Please copy the data below exactly; none of the pictures in it belong in the copy.

______

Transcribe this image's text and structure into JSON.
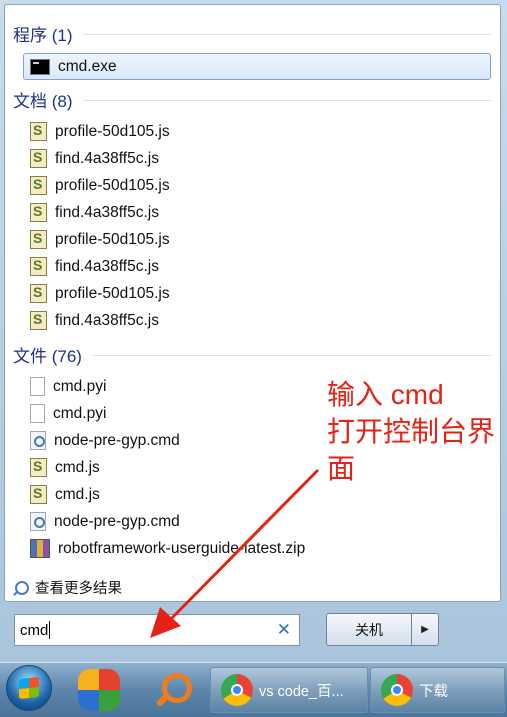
{
  "groups": [
    {
      "title": "程序 (1)",
      "items": [
        {
          "label": "cmd.exe",
          "icon": "cmd-icon",
          "selected": true
        }
      ]
    },
    {
      "title": "文档 (8)",
      "items": [
        {
          "label": "profile-50d105.js",
          "icon": "js-file-icon"
        },
        {
          "label": "find.4a38ff5c.js",
          "icon": "js-file-icon"
        },
        {
          "label": "profile-50d105.js",
          "icon": "js-file-icon"
        },
        {
          "label": "find.4a38ff5c.js",
          "icon": "js-file-icon"
        },
        {
          "label": "profile-50d105.js",
          "icon": "js-file-icon"
        },
        {
          "label": "find.4a38ff5c.js",
          "icon": "js-file-icon"
        },
        {
          "label": "profile-50d105.js",
          "icon": "js-file-icon"
        },
        {
          "label": "find.4a38ff5c.js",
          "icon": "js-file-icon"
        }
      ]
    },
    {
      "title": "文件 (76)",
      "items": [
        {
          "label": "cmd.pyi",
          "icon": "blank-file-icon"
        },
        {
          "label": "cmd.pyi",
          "icon": "blank-file-icon"
        },
        {
          "label": "node-pre-gyp.cmd",
          "icon": "cmd-script-icon"
        },
        {
          "label": "cmd.js",
          "icon": "js-file-icon"
        },
        {
          "label": "cmd.js",
          "icon": "js-file-icon"
        },
        {
          "label": "node-pre-gyp.cmd",
          "icon": "cmd-script-icon"
        },
        {
          "label": "robotframework-userguide-latest.zip",
          "icon": "zip-archive-icon"
        }
      ]
    }
  ],
  "see_more": "查看更多结果",
  "search": {
    "value": "cmd"
  },
  "shutdown_label": "关机",
  "annotation": {
    "line1": "输入 cmd",
    "line2": "打开控制台界",
    "line3": "面",
    "color": "#e42317"
  },
  "taskbar": {
    "items": [
      {
        "label": "vs code_百...",
        "icon": "chrome-icon"
      },
      {
        "label": "下载",
        "icon": "chrome-icon"
      }
    ]
  }
}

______

Answer for the task:
Transcribe this image's text and structure into JSON.
{
  "groups": [
    {
      "title": "程序 (1)",
      "items": [
        {
          "label": "cmd.exe",
          "icon": "cmd-icon",
          "selected": true
        }
      ]
    },
    {
      "title": "文档 (8)",
      "items": [
        {
          "label": "profile-50d105.js",
          "icon": "js-file-icon"
        },
        {
          "label": "find.4a38ff5c.js",
          "icon": "js-file-icon"
        },
        {
          "label": "profile-50d105.js",
          "icon": "js-file-icon"
        },
        {
          "label": "find.4a38ff5c.js",
          "icon": "js-file-icon"
        },
        {
          "label": "profile-50d105.js",
          "icon": "js-file-icon"
        },
        {
          "label": "find.4a38ff5c.js",
          "icon": "js-file-icon"
        },
        {
          "label": "profile-50d105.js",
          "icon": "js-file-icon"
        },
        {
          "label": "find.4a38ff5c.js",
          "icon": "js-file-icon"
        }
      ]
    },
    {
      "title": "文件 (76)",
      "items": [
        {
          "label": "cmd.pyi",
          "icon": "blank-file-icon"
        },
        {
          "label": "cmd.pyi",
          "icon": "blank-file-icon"
        },
        {
          "label": "node-pre-gyp.cmd",
          "icon": "cmd-script-icon"
        },
        {
          "label": "cmd.js",
          "icon": "js-file-icon"
        },
        {
          "label": "cmd.js",
          "icon": "js-file-icon"
        },
        {
          "label": "node-pre-gyp.cmd",
          "icon": "cmd-script-icon"
        },
        {
          "label": "robotframework-userguide-latest.zip",
          "icon": "zip-archive-icon"
        }
      ]
    }
  ],
  "see_more": "查看更多结果",
  "search": {
    "value": "cmd"
  },
  "shutdown_label": "关机",
  "annotation": {
    "line1": "输入 cmd",
    "line2": "打开控制台界",
    "line3": "面",
    "color": "#e42317"
  },
  "taskbar": {
    "items": [
      {
        "label": "vs code_百...",
        "icon": "chrome-icon"
      },
      {
        "label": "下载",
        "icon": "chrome-icon"
      }
    ]
  }
}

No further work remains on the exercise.